Data supplied:
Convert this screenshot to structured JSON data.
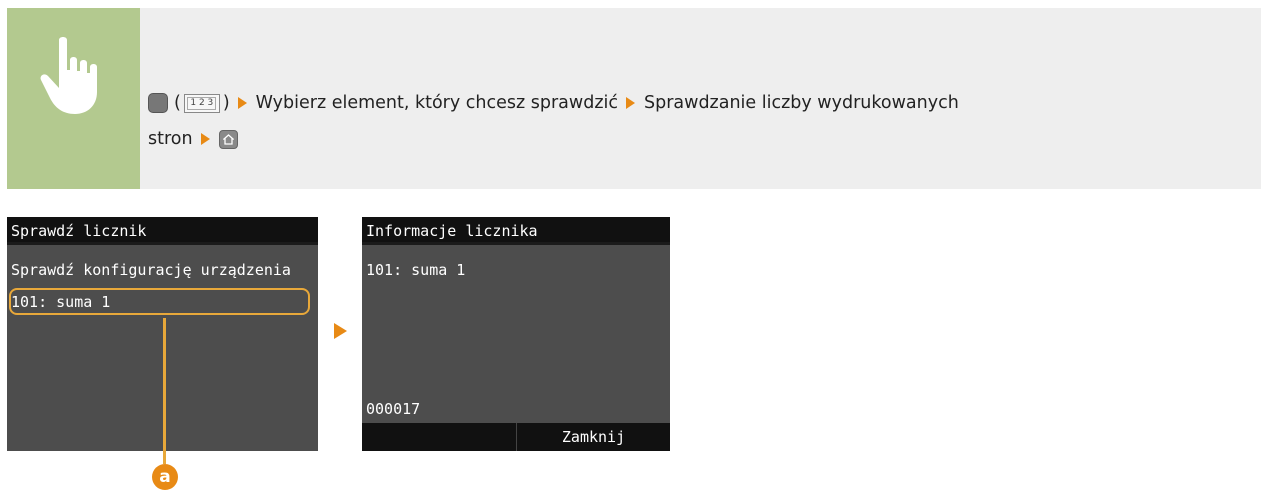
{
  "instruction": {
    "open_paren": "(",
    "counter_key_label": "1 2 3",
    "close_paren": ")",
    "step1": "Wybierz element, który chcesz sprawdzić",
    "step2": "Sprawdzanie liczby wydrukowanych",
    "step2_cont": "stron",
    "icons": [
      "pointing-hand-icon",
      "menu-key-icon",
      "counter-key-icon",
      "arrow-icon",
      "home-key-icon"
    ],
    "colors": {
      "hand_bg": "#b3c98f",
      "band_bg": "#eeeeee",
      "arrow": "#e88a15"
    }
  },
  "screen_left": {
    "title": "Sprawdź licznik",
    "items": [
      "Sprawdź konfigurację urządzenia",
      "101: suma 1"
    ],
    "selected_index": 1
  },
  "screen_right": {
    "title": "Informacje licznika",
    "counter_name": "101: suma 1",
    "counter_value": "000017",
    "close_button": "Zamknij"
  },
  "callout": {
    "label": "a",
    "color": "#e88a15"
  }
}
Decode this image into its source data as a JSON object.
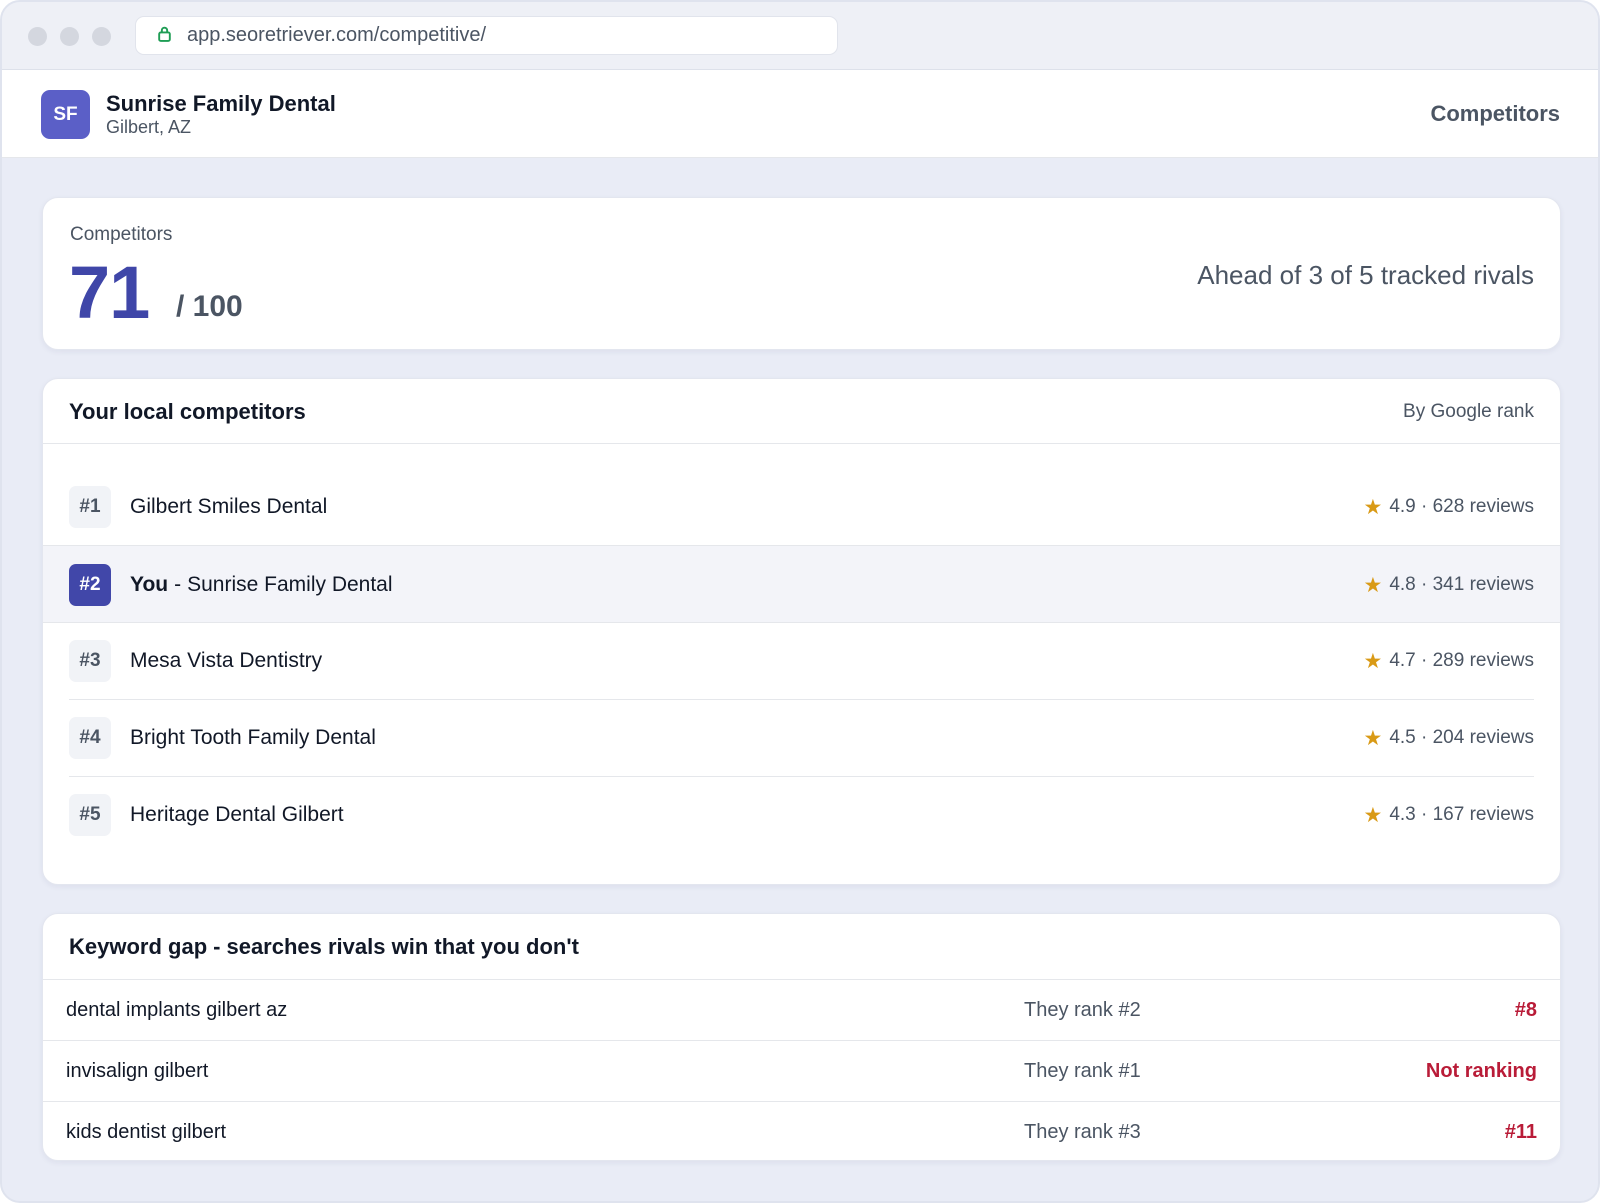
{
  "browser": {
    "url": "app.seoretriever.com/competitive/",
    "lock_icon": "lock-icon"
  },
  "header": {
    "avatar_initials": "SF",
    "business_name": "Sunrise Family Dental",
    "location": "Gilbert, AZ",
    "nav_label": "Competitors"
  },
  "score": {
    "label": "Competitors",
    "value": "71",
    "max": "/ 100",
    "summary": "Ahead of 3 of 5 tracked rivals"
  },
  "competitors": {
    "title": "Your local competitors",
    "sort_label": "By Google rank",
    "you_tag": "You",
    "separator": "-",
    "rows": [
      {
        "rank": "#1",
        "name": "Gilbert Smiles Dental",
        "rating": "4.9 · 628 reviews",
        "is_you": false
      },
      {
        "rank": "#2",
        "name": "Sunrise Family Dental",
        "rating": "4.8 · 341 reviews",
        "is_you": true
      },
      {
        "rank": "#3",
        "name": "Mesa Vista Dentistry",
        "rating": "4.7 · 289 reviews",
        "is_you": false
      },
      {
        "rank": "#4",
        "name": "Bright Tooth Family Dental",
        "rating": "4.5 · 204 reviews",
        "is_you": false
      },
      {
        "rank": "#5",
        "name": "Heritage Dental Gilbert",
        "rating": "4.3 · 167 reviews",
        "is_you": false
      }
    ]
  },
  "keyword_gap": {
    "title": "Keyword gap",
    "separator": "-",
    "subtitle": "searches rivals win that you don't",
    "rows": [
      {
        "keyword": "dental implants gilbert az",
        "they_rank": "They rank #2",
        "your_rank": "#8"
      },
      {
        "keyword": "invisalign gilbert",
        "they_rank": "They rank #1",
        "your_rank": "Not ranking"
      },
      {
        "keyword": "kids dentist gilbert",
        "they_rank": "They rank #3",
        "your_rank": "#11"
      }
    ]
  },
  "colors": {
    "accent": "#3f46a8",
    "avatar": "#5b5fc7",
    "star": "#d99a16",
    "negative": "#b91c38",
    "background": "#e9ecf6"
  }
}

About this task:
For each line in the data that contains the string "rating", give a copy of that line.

Exercise solution:
        "rating": "4.9 · 628 reviews",
        "rating": "4.8 · 341 reviews",
        "rating": "4.7 · 289 reviews",
        "rating": "4.5 · 204 reviews",
        "rating": "4.3 · 167 reviews",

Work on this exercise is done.